​    "The Cluricawne of Monaghan is a little dandy, being gorgeously arrayed in a swallow-tailed evening coat of red with green vest, white breeches, black stockings, and shoes that 'fur the shine av 'em 'ud shame a lookin'-glass.'  His hat is a long cone without a brim, and is usually set jauntily on one side of his curly head.  When greatly provoked, he will sometimes take vengeance by suddenly ducking and poking the sharp point of his hat into the eye of the offender.  Such conduct is, however, exceptional, as he commonly contents himself with soundly abusing those at whom he has taken offence, the objects of his anger hearing his voice but seeing nothing of his person."

* Omelianuk/Allen 1999 p50
"[T]here is little reason to wear green on St. Patrick's Day" ...


* Hurley 2007 p63
"At some undetermined point in time, the Irish stick -- the shillelagh -- ... became the stereotypical trademark of the Irish.  Two of the best known 'modern' Irish cultural icons, the 'leprecaun' and his vaudevillian counterpart, the 'stage Irishman', have become almost synonymous with the shillelagh.  Whatever the ultimate origins of the shillelagh, there can be no doubt that there is a native, Gaelic Irish cultural affinity with the stick."

* Barth 1977 p55
"The shillelagh is the old Irish word for a short, stout, oak club or cudgel.  As a symbol of the Irish, it has a place in St. Patrick's Day.
    "Shillelagh was the name of a famous oak forest that once stood in County Wicklow.  A club or cudgel cut from one of the oaks was known as a 'sprig of shillelagh.'  Later, the name was given to any cudgel made of oak.​  A man in Dublin once said that the Irish of early times must have lived 'under the greenwood tree.'  As proof, he pointed out that an Irishman would not walk or wander without a shillelagh.  Away from home, he would beg, borrow, or steal one.  In a game of hurling, he played with a shillelagh.  At a fair or market, he wouldn't buy or sell without the stout oak stick in his hand."  

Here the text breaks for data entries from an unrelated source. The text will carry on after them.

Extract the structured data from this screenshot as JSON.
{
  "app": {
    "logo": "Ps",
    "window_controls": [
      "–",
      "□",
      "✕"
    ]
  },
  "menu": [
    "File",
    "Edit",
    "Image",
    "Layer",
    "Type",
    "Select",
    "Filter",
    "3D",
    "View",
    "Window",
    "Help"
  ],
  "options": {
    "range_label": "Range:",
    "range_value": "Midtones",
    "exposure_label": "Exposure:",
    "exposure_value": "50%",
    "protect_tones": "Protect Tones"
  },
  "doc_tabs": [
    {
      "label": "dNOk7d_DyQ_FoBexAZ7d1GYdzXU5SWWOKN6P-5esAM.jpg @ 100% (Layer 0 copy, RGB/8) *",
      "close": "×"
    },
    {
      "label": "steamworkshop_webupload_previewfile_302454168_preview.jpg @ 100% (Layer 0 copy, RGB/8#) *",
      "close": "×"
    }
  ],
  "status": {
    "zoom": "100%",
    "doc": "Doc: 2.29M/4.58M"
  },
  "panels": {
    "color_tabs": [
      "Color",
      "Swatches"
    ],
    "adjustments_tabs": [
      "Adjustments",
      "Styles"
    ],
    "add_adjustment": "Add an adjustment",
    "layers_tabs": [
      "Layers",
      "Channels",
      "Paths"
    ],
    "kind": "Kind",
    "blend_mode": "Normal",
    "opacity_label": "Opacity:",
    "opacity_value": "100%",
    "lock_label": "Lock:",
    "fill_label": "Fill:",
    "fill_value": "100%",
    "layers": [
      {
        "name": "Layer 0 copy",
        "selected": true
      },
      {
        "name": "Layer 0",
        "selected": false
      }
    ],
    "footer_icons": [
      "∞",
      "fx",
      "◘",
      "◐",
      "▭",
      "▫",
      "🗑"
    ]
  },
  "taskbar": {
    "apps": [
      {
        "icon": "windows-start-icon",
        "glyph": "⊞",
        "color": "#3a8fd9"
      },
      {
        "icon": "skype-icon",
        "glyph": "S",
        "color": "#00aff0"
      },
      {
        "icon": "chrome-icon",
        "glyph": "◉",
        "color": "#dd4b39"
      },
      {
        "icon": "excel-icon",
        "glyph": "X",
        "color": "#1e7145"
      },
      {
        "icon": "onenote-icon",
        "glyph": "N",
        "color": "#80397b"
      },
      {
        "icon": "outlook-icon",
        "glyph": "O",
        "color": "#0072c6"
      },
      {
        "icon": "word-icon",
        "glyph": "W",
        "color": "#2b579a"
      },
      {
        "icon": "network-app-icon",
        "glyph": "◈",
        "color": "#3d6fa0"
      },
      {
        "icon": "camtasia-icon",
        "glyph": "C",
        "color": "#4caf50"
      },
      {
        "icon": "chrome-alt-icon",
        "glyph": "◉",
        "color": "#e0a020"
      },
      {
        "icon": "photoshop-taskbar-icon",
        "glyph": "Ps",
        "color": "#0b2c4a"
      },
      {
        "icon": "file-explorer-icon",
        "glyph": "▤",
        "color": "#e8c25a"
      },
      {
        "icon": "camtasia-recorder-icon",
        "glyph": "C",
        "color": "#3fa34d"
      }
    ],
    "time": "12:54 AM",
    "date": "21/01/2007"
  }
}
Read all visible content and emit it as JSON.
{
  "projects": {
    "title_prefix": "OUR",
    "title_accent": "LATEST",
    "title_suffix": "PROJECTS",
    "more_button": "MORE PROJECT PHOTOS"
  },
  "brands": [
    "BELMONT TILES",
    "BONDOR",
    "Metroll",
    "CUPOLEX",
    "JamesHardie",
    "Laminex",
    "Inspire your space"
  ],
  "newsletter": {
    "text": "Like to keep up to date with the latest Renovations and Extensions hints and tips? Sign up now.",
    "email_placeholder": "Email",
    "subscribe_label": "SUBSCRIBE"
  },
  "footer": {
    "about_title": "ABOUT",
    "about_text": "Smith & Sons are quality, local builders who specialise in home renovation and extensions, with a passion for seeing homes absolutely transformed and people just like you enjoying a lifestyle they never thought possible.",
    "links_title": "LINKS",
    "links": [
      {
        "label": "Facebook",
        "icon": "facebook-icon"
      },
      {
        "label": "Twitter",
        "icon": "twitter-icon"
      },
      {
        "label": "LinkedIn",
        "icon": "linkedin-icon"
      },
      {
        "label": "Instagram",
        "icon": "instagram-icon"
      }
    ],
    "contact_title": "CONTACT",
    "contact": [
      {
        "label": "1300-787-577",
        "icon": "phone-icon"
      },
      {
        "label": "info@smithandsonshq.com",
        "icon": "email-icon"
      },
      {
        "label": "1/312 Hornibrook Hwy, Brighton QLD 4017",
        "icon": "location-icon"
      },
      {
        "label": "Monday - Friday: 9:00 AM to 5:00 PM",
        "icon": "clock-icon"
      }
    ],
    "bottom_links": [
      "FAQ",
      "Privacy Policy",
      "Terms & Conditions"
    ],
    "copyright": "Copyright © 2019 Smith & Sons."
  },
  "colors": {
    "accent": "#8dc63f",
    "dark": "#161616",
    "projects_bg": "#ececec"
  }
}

Eagleton 1999 p154-155
"SHILLELAGH  A village in County Wicklow.  Not a traditional Irish cudgel.  There's no ancient Irish weapon of that name, whatever the tourist shops may claim.  The village of Shillelagh, a well-forested spot, used to produce oak walking sticks which were sometimes used for fighting; but the blackthorn cudgel sold today as a shillelagh has no tradition behind it at all.  Shillelaghs are as fraudulent as the belief that the Irish are a particularly belligerent lot."

 * Barth 1977 p57
"In the United States and in Ireland, in the nineteenth or twentieth century, a kind of stage Irishman was born.  Dressed in the style of the Irish countryside, he sang Irish airs, swinging a shillelagh to add flourish.
    ​"...  Today, tourists bring back mock shillelaghs made of blackthorn bound with green ribbons as souvenirs of the Emerald Isle.  In St. Patrick's Day parades, officials in top hats often carry blackthorn walking sticks.  Children on the sidelines, some of them only toddlers, clutch toy shillelaghs made of green plastic.  All are symbols of the staunch spirit of the Irish."